Find all lines in the records that include the word "아래첨자", and copy them out.
*** Records for the exercise ***
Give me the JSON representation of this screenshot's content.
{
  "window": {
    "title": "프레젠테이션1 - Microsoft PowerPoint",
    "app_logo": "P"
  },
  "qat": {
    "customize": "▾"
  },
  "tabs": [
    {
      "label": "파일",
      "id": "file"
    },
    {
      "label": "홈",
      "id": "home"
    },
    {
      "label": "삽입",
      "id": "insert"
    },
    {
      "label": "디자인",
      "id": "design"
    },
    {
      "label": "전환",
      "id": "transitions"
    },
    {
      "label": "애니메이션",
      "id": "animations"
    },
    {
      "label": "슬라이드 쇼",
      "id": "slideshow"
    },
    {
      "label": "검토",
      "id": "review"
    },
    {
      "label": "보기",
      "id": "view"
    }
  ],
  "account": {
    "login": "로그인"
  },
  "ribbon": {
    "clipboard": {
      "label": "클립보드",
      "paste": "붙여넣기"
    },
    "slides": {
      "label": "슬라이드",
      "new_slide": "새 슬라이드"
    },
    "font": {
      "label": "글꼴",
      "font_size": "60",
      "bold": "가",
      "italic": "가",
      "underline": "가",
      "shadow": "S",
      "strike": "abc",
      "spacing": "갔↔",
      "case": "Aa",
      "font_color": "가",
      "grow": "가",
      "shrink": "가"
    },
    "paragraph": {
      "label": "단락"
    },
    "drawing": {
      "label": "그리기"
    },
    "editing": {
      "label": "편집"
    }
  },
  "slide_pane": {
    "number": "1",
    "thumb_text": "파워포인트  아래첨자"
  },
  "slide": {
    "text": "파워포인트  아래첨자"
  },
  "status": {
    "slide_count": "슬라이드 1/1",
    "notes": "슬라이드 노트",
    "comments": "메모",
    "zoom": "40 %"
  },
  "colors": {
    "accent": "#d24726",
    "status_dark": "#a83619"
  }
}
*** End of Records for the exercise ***
■ **Answer space**:
    "thumb_text": "파워포인트  아래첨자"
    "text": "파워포인트  아래첨자"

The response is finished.